The police send out thousands of “requirement to provide driver details” letters every day. These letters are sometimes called s.172 notices or (wrongly) notices of intended prosecution (NIPs). They send the notices for speeding, failing to stop after an accident, careless driving and a whole list of driving offences. Many people are shocked to find out that they will get an automatic 6 penalty points for failing to provide driver details. Even if the original offence was for a minor speeding offence.
If the police have accused you of failing to provide driver details and you want to challenge the case against you, I may be able to help. Are you worried about a driving ban for failing to provide driver details? I can help with that too.
Things I Look Out For in a Failing to Provide Driver Details Case
- Errors in the notice of intended prosecution (NIP)
- Errors in the requirement to provide driver details (s.172 notice)
- Can the prosecution prove that the notice was sent out
- Did the accused person ever receive the notice
- Was the accused given enough time to respond to the requirement to provide driver details
- Errors in procedure by the police
- Errors in procedure by the prosecution
Also Known As
- Failing to furnish driver details
- Not providing driver details
- Not responding to s.172 notice
Do Not Confuse With
Watch out for this. Lots of people think that they have been accused of speeding when in fact they have been charged with failing to provide driver details.
Penalties for Failing to Provide Driver Details
The maximum sentence for failing to provide driver details is:
- 6 penalty points or disqualification from driving
The police can impose a fixed penalty for failing to provide driver details of 6 penalty points and £200.00.
When a magistrates’ court sentences someone for failing to provide driver details they use these guidelines.
- Band C fine (usually 150% of the accused’s weekly income)
- 6 penalty points
Crown Court or Magistrates’ Court?
Failing to provide driver details trials and guilty pleas are always in the Magistrates’ Court. Appeals are in the Crown Court.
Find Out More
- Legal advice for a police interview
- Taking a case to trial in the Magistrates’ Court
- Special reasons not to disqualify or give penalty points
- Avoiding a driving ban for 12 penalty points (or more)
- How I can help with a guilty plea in the Magistrates’ Court
- Appeals to the Crown Court against conviction and sentence
- Second opinions

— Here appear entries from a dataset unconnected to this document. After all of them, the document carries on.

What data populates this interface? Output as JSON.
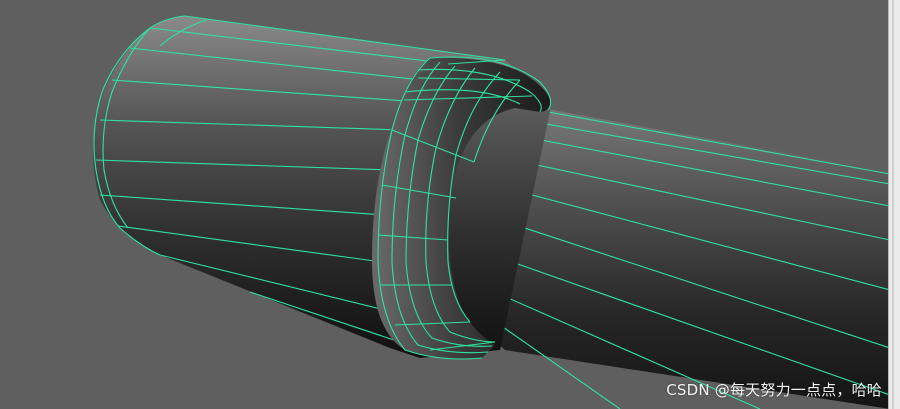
{
  "viewport": {
    "background": "#5f5f5f",
    "wire_color": "#2ee3a0"
  },
  "watermark": {
    "text": "CSDN @每天努力一点点，哈哈"
  }
}
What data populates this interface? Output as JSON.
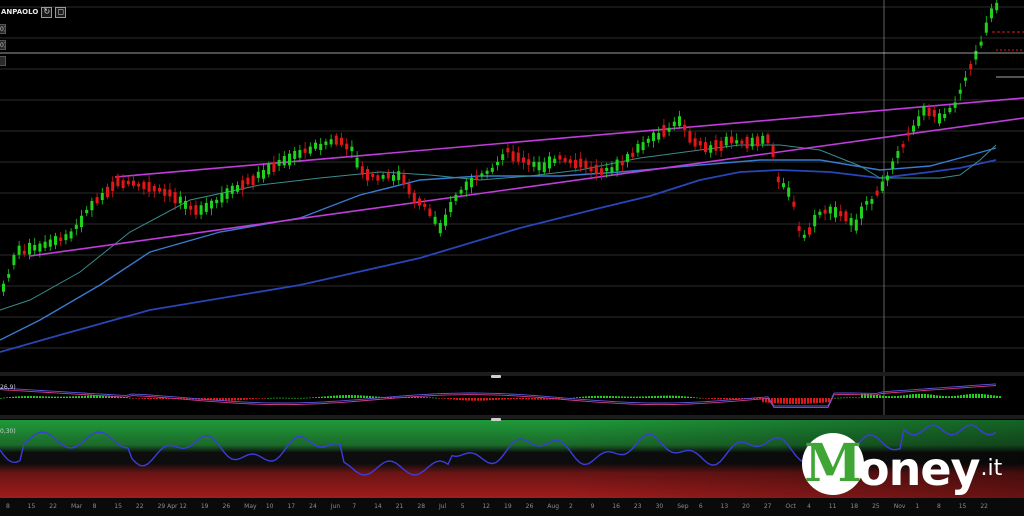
{
  "toolbar": {
    "symbol": "ANPAOLO",
    "refresh_icon": "refresh-icon",
    "expand_icon": "expand-icon"
  },
  "side_tabs": [
    {
      "label": "0)"
    },
    {
      "label": "0)"
    },
    {
      "label": ""
    }
  ],
  "macd": {
    "label": "26,9)"
  },
  "rsi": {
    "label": "0,30)"
  },
  "x_axis": {
    "ticks": [
      "8",
      "15",
      "22",
      "Mar",
      "8",
      "15",
      "22",
      "29 Apr",
      "12",
      "19",
      "26",
      "May",
      "10",
      "17",
      "24",
      "Jun",
      "7",
      "14",
      "21",
      "28",
      "Jul",
      "5",
      "12",
      "19",
      "26",
      "Aug",
      "2",
      "9",
      "16",
      "23",
      "30",
      "Sep",
      "6",
      "13",
      "20",
      "27",
      "Oct",
      "4",
      "11",
      "18",
      "25",
      "Nov",
      "1",
      "8",
      "15",
      "22"
    ]
  },
  "watermark": {
    "brand": "oney",
    "tld": ".it",
    "badge_letter": "M"
  },
  "colors": {
    "up": "#1ed21e",
    "down": "#e01818",
    "trendline": "#c03cdc",
    "ma_short": "#3a8c8c",
    "ma_mid": "#3a7ad0",
    "ma_long": "#2846b8",
    "macd_line": "#5a5ae0",
    "signal_line": "#d03c8c",
    "rsi_line": "#3c3cdc",
    "crosshair": "#8a8a8a"
  }
}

- Great value fixed fees
Unsure If You Need Legal Representation for Failing to Provide Driver Details?
Before you decide if you need a solicitor, call me or request a call back under no obligation.